• _TO DO_: Each entry needs to be restated exactly as written.

[Records from a dataset]
________
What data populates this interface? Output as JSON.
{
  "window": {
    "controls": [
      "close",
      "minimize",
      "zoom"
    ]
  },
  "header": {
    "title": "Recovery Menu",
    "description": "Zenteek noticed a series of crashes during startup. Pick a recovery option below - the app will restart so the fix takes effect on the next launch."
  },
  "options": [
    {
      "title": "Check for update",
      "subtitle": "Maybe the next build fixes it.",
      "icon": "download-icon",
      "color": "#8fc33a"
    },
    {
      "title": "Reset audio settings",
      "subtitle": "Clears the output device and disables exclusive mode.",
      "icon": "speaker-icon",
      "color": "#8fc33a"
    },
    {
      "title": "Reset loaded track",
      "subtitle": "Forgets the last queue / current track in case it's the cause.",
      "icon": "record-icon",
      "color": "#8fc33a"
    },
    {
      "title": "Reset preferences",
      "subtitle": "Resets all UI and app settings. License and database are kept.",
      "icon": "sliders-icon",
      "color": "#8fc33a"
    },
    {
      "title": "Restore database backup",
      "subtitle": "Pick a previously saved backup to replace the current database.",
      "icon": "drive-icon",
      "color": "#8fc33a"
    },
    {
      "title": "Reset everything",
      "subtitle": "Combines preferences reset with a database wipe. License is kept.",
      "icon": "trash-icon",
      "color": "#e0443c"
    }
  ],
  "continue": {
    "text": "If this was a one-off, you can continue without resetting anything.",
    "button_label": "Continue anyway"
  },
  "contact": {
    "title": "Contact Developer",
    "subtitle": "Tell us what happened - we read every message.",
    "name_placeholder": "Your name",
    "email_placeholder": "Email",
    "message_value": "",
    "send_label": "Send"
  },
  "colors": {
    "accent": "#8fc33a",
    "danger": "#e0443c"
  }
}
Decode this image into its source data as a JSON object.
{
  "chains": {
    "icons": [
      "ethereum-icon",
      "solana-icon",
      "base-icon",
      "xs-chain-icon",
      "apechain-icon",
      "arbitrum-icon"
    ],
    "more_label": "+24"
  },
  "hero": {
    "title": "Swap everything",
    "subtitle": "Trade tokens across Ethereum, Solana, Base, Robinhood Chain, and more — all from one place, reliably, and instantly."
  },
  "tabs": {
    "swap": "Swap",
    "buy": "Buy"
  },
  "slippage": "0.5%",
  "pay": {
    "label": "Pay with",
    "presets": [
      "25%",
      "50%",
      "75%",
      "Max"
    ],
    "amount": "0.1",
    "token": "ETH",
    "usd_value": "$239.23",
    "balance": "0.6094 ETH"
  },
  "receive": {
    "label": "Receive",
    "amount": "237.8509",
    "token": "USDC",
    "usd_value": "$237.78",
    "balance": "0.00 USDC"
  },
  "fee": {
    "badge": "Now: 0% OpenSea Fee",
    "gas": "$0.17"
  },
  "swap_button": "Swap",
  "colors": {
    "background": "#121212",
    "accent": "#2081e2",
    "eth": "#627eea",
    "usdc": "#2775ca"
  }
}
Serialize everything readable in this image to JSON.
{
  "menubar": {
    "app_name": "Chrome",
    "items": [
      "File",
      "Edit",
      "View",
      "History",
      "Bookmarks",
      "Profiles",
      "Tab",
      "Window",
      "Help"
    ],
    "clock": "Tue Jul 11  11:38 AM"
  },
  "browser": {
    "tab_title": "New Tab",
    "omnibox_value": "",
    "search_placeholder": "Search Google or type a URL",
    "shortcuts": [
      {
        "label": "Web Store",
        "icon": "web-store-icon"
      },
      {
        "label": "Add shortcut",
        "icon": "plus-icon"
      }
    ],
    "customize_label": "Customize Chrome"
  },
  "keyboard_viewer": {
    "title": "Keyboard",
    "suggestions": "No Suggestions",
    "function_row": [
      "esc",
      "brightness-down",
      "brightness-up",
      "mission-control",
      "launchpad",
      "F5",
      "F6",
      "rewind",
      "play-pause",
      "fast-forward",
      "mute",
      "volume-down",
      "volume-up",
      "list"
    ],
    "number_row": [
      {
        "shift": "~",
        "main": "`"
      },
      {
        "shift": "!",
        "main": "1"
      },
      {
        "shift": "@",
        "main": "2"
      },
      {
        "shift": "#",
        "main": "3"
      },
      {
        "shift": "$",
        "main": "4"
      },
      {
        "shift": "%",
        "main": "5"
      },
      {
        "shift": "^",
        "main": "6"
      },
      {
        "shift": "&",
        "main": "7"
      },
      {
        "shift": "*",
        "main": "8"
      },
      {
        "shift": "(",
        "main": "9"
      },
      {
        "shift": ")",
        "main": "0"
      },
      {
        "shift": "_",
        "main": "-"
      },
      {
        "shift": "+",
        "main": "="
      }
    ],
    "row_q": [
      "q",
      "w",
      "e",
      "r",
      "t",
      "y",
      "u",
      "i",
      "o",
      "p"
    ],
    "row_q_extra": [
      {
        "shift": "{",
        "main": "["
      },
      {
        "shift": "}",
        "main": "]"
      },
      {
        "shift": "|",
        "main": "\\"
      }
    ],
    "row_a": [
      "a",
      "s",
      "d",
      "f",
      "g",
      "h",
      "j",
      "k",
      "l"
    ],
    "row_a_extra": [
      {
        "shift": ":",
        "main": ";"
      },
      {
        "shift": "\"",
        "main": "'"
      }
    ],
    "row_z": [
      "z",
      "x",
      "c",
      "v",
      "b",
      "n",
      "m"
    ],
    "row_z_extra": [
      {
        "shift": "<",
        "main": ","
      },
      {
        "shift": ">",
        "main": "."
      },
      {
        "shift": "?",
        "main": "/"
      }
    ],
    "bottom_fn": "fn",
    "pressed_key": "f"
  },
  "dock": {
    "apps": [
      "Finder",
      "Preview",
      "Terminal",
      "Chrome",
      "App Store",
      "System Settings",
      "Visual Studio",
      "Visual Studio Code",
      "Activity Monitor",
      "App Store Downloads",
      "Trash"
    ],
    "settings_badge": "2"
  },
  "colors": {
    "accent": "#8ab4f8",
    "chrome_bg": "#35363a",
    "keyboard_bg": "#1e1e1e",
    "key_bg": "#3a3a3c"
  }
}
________
• _TASK ANSWER_:
What data populates this interface? Output as JSON.
{
  "window": {
    "controls": [
      "close",
      "minimize",
      "zoom"
    ]
  },
  "header": {
    "title": "Recovery Menu",
    "description": "Zenteek noticed a series of crashes during startup. Pick a recovery option below - the app will restart so the fix takes effect on the next launch."
  },
  "options": [
    {
      "title": "Check for update",
      "subtitle": "Maybe the next build fixes it.",
      "icon": "download-icon",
      "color": "#8fc33a"
    },
    {
      "title": "Reset audio settings",
      "subtitle": "Clears the output device and disables exclusive mode.",
      "icon": "speaker-icon",
      "color": "#8fc33a"
    },
    {
      "title": "Reset loaded track",
      "subtitle": "Forgets the last queue / current track in case it's the cause.",
      "icon": "record-icon",
      "color": "#8fc33a"
    },
    {
      "title": "Reset preferences",
      "subtitle": "Resets all UI and app settings. License and database are kept.",
      "icon": "sliders-icon",
      "color": "#8fc33a"
    },
    {
      "title": "Restore database backup",
      "subtitle": "Pick a previously saved backup to replace the current database.",
      "icon": "drive-icon",
      "color": "#8fc33a"
    },
    {
      "title": "Reset everything",
      "subtitle": "Combines preferences reset with a database wipe. License is kept.",
      "icon": "trash-icon",
      "color": "#e0443c"
    }
  ],
  "continue": {
    "text": "If this was a one-off, you can continue without resetting anything.",
    "button_label": "Continue anyway"
  },
  "contact": {
    "title": "Contact Developer",
    "subtitle": "Tell us what happened - we read every message.",
    "name_placeholder": "Your name",
    "email_placeholder": "Email",
    "message_value": "",
    "send_label": "Send"
  },
  "colors": {
    "accent": "#8fc33a",
    "danger": "#e0443c"
  }
}
Decode this image into its source data as a JSON object.
{
  "chains": {
    "icons": [
      "ethereum-icon",
      "solana-icon",
      "base-icon",
      "xs-chain-icon",
      "apechain-icon",
      "arbitrum-icon"
    ],
    "more_label": "+24"
  },
  "hero": {
    "title": "Swap everything",
    "subtitle": "Trade tokens across Ethereum, Solana, Base, Robinhood Chain, and more — all from one place, reliably, and instantly."
  },
  "tabs": {
    "swap": "Swap",
    "buy": "Buy"
  },
  "slippage": "0.5%",
  "pay": {
    "label": "Pay with",
    "presets": [
      "25%",
      "50%",
      "75%",
      "Max"
    ],
    "amount": "0.1",
    "token": "ETH",
    "usd_value": "$239.23",
    "balance": "0.6094 ETH"
  },
  "receive": {
    "label": "Receive",
    "amount": "237.8509",
    "token": "USDC",
    "usd_value": "$237.78",
    "balance": "0.00 USDC"
  },
  "fee": {
    "badge": "Now: 0% OpenSea Fee",
    "gas": "$0.17"
  },
  "swap_button": "Swap",
  "colors": {
    "background": "#121212",
    "accent": "#2081e2",
    "eth": "#627eea",
    "usdc": "#2775ca"
  }
}
Serialize everything readable in this image to JSON.
{
  "menubar": {
    "app_name": "Chrome",
    "items": [
      "File",
      "Edit",
      "View",
      "History",
      "Bookmarks",
      "Profiles",
      "Tab",
      "Window",
      "Help"
    ],
    "clock": "Tue Jul 11  11:38 AM"
  },
  "browser": {
    "tab_title": "New Tab",
    "omnibox_value": "",
    "search_placeholder": "Search Google or type a URL",
    "shortcuts": [
      {
        "label": "Web Store",
        "icon": "web-store-icon"
      },
      {
        "label": "Add shortcut",
        "icon": "plus-icon"
      }
    ],
    "customize_label": "Customize Chrome"
  },
  "keyboard_viewer": {
    "title": "Keyboard",
    "suggestions": "No Suggestions",
    "function_row": [
      "esc",
      "brightness-down",
      "brightness-up",
      "mission-control",
      "launchpad",
      "F5",
      "F6",
      "rewind",
      "play-pause",
      "fast-forward",
      "mute",
      "volume-down",
      "volume-up",
      "list"
    ],
    "number_row": [
      {
        "shift": "~",
        "main": "`"
      },
      {
        "shift": "!",
        "main": "1"
      },
      {
        "shift": "@",
        "main": "2"
      },
      {
        "shift": "#",
        "main": "3"
      },
      {
        "shift": "$",
        "main": "4"
      },
      {
        "shift": "%",
        "main": "5"
      },
      {
        "shift": "^",
        "main": "6"
      },
      {
        "shift": "&",
        "main": "7"
      },
      {
        "shift": "*",
        "main": "8"
      },
      {
        "shift": "(",
        "main": "9"
      },
      {
        "shift": ")",
        "main": "0"
      },
      {
        "shift": "_",
        "main": "-"
      },
      {
        "shift": "+",
        "main": "="
      }
    ],
    "row_q": [
      "q",
      "w",
      "e",
      "r",
      "t",
      "y",
      "u",
      "i",
      "o",
      "p"
    ],
    "row_q_extra": [
      {
        "shift": "{",
        "main": "["
      },
      {
        "shift": "}",
        "main": "]"
      },
      {
        "shift": "|",
        "main": "\\"
      }
    ],
    "row_a": [
      "a",
      "s",
      "d",
      "f",
      "g",
      "h",
      "j",
      "k",
      "l"
    ],
    "row_a_extra": [
      {
        "shift": ":",
        "main": ";"
      },
      {
        "shift": "\"",
        "main": "'"
      }
    ],
    "row_z": [
      "z",
      "x",
      "c",
      "v",
      "b",
      "n",
      "m"
    ],
    "row_z_extra": [
      {
        "shift": "<",
        "main": ","
      },
      {
        "shift": ">",
        "main": "."
      },
      {
        "shift": "?",
        "main": "/"
      }
    ],
    "bottom_fn": "fn",
    "pressed_key": "f"
  },
  "dock": {
    "apps": [
      "Finder",
      "Preview",
      "Terminal",
      "Chrome",
      "App Store",
      "System Settings",
      "Visual Studio",
      "Visual Studio Code",
      "Activity Monitor",
      "App Store Downloads",
      "Trash"
    ],
    "settings_badge": "2"
  },
  "colors": {
    "accent": "#8ab4f8",
    "chrome_bg": "#35363a",
    "keyboard_bg": "#1e1e1e",
    "key_bg": "#3a3a3c"
  }
}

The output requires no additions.